→ **Action item**:
Using the entries that follow, give the number of lines containing the string "Microfone". Write nothing besides that number.

→ **Data records**:
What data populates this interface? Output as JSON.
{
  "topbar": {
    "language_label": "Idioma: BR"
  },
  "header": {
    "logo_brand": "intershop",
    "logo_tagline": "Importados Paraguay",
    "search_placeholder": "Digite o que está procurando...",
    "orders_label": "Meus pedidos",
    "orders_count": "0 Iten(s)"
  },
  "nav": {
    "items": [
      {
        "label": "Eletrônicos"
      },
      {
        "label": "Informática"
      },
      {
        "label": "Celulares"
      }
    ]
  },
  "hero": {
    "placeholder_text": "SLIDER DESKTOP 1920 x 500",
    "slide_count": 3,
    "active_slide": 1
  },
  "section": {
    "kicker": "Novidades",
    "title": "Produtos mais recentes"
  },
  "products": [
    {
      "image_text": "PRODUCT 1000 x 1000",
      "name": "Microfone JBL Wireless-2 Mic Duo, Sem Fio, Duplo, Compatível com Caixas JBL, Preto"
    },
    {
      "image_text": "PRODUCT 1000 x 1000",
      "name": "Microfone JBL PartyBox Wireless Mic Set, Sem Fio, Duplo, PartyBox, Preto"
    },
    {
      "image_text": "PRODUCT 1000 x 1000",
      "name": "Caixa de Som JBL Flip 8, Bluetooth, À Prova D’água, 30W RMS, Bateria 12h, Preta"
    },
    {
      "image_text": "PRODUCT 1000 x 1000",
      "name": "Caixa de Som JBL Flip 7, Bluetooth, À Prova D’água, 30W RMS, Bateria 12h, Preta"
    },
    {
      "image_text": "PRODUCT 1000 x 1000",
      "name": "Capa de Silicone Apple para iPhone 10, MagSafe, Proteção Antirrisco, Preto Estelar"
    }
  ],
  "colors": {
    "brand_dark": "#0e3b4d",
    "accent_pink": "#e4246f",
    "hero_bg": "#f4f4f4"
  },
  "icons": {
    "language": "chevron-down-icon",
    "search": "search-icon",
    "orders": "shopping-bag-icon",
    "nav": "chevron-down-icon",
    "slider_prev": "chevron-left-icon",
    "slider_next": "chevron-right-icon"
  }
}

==

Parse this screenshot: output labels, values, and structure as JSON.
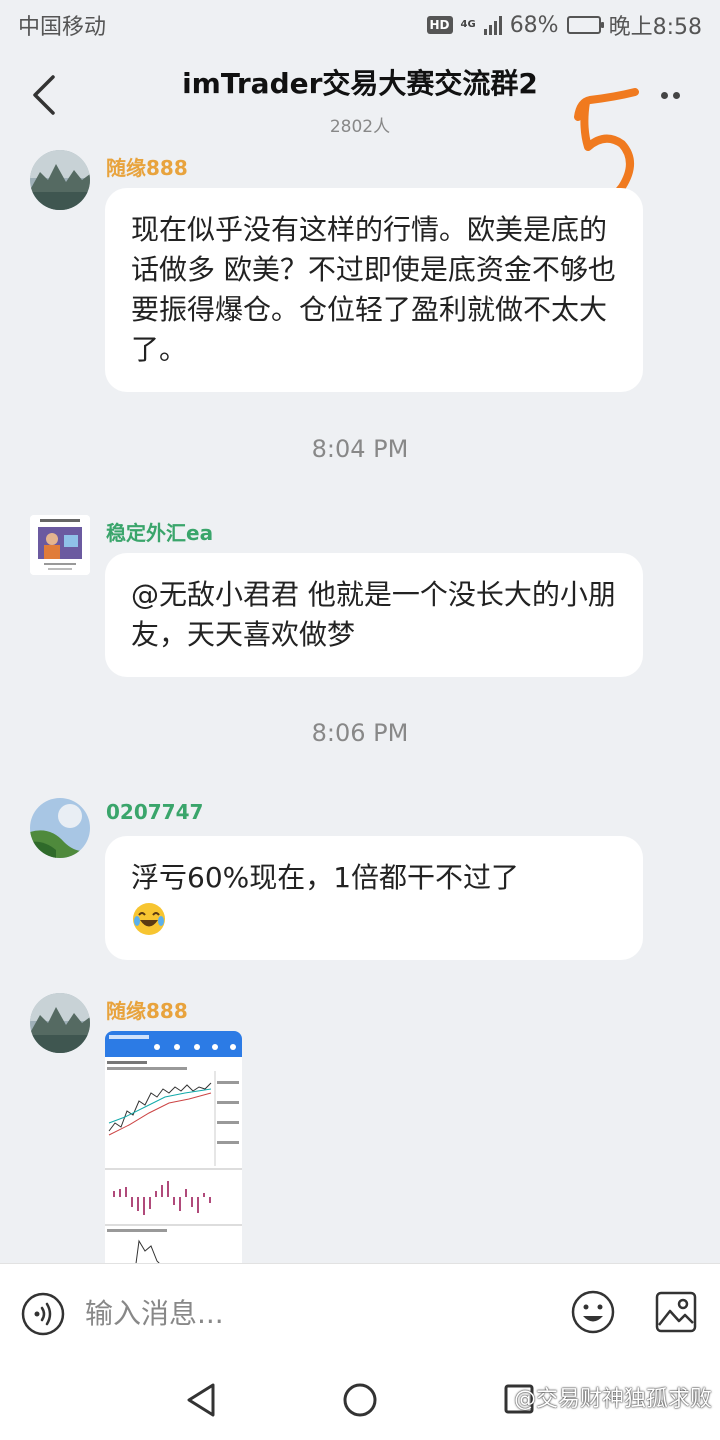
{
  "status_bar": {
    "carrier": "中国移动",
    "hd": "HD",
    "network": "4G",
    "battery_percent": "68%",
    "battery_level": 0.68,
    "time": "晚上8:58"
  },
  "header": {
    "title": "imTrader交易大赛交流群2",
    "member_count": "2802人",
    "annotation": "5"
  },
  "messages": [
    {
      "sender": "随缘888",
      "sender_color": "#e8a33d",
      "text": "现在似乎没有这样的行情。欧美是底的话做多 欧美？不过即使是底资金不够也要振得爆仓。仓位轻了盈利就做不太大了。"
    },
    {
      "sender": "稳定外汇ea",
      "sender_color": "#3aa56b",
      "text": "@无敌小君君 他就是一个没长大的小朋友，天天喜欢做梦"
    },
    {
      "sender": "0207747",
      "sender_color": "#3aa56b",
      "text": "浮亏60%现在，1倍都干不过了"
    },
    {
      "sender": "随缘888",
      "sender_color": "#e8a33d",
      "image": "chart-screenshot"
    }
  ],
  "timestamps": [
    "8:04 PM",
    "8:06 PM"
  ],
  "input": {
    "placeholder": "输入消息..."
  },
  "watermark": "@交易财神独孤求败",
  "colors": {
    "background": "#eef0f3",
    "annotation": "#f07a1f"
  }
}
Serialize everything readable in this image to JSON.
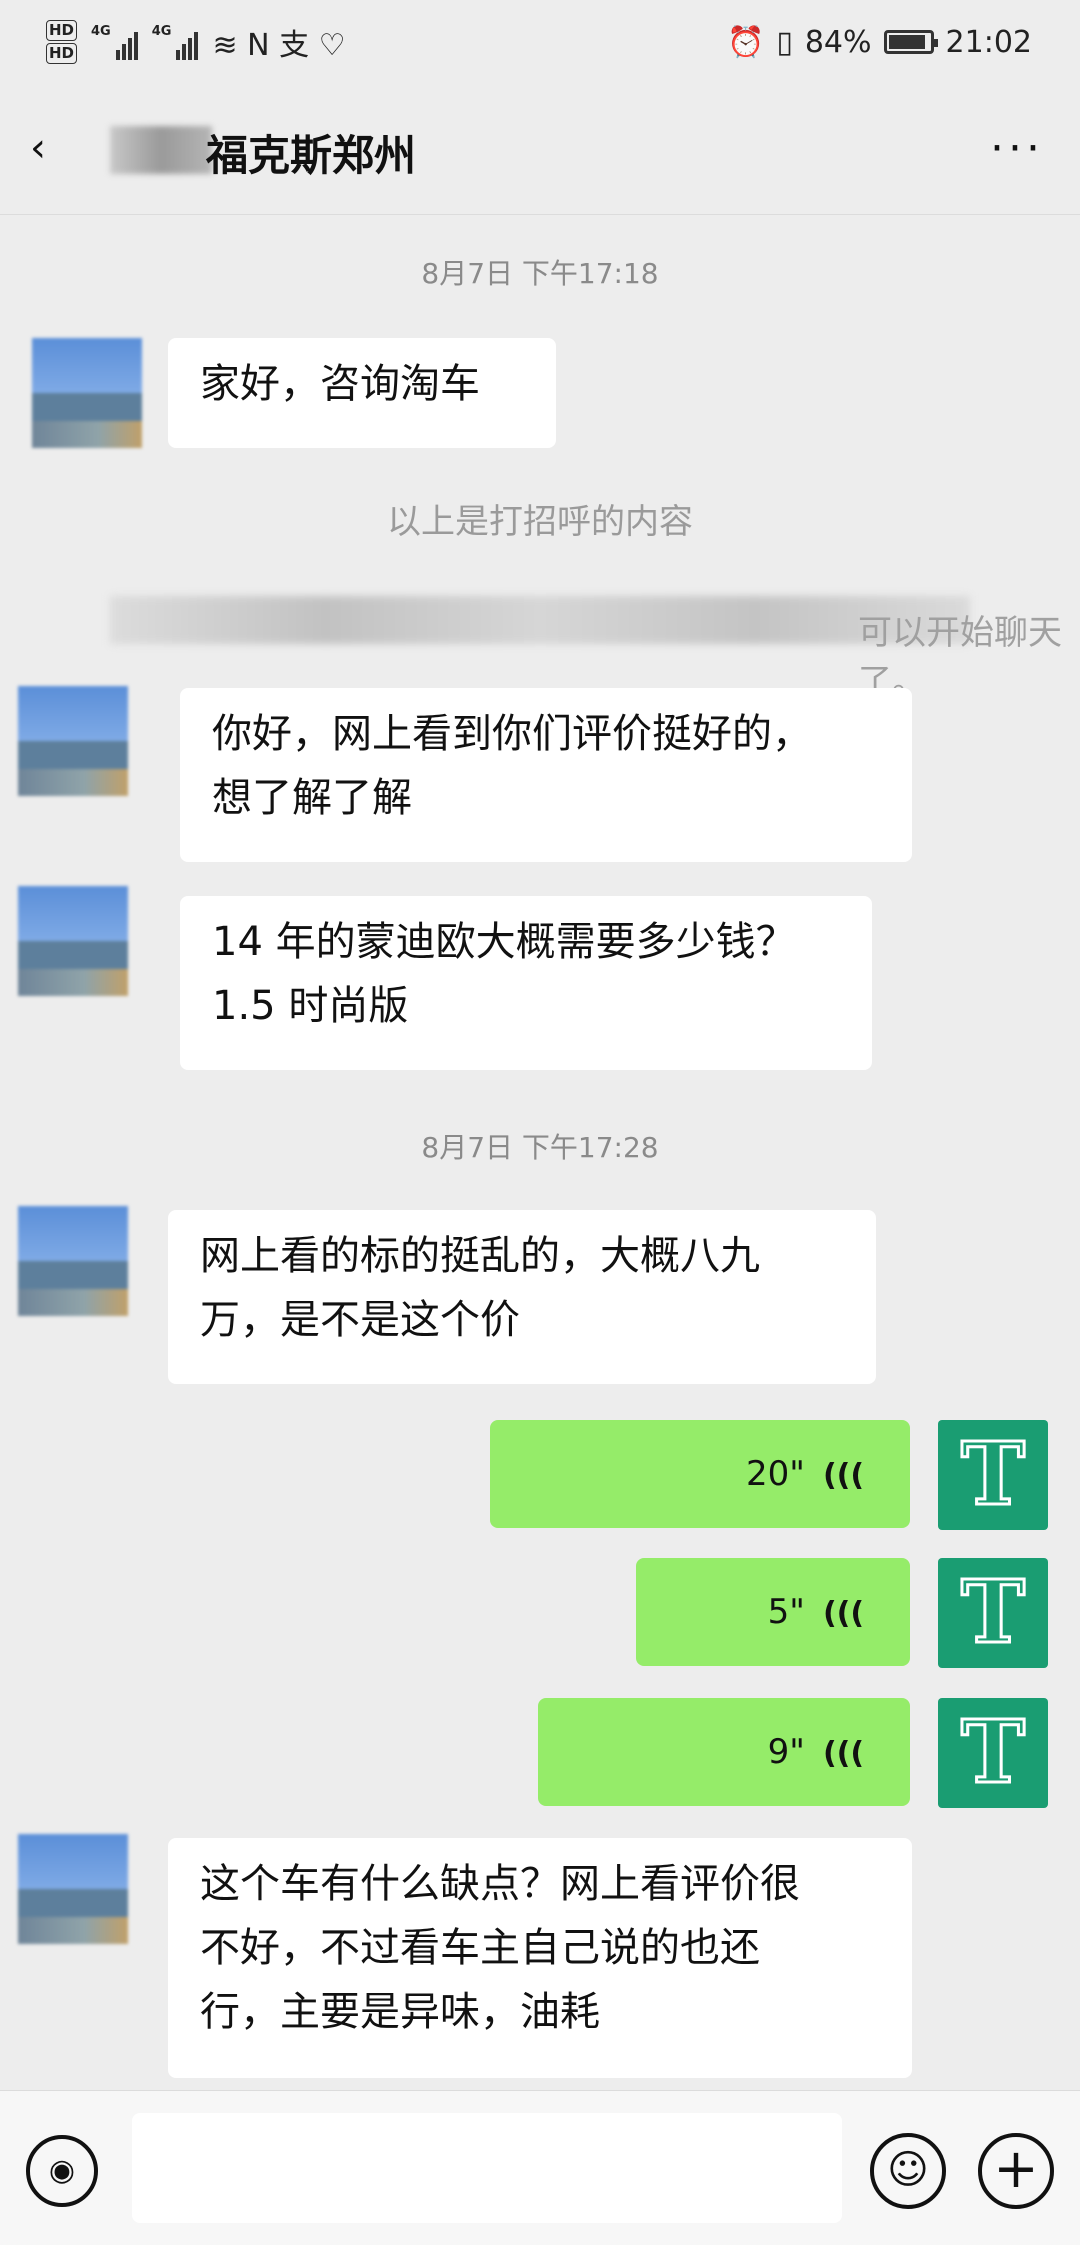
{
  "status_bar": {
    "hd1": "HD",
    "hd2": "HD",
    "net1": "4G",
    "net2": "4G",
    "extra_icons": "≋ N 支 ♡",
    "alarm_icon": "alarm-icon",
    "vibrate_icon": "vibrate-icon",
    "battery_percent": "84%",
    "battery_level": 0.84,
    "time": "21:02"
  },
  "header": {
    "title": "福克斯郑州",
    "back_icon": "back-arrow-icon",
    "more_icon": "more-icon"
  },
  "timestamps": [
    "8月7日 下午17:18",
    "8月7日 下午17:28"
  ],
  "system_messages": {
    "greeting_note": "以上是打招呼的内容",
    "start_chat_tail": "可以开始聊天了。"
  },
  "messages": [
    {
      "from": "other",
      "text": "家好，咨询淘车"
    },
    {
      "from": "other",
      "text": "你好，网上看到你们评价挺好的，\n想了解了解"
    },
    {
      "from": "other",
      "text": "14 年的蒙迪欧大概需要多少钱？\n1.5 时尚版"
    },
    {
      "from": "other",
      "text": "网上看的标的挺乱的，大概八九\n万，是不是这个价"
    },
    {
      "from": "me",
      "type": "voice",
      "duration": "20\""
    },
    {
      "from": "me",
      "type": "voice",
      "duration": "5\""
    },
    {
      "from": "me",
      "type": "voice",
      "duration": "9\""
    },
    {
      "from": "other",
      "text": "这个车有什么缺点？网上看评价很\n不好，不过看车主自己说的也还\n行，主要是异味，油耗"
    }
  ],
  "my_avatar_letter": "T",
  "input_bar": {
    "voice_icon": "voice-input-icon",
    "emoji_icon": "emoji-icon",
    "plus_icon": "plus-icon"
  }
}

→ **Written response**:
2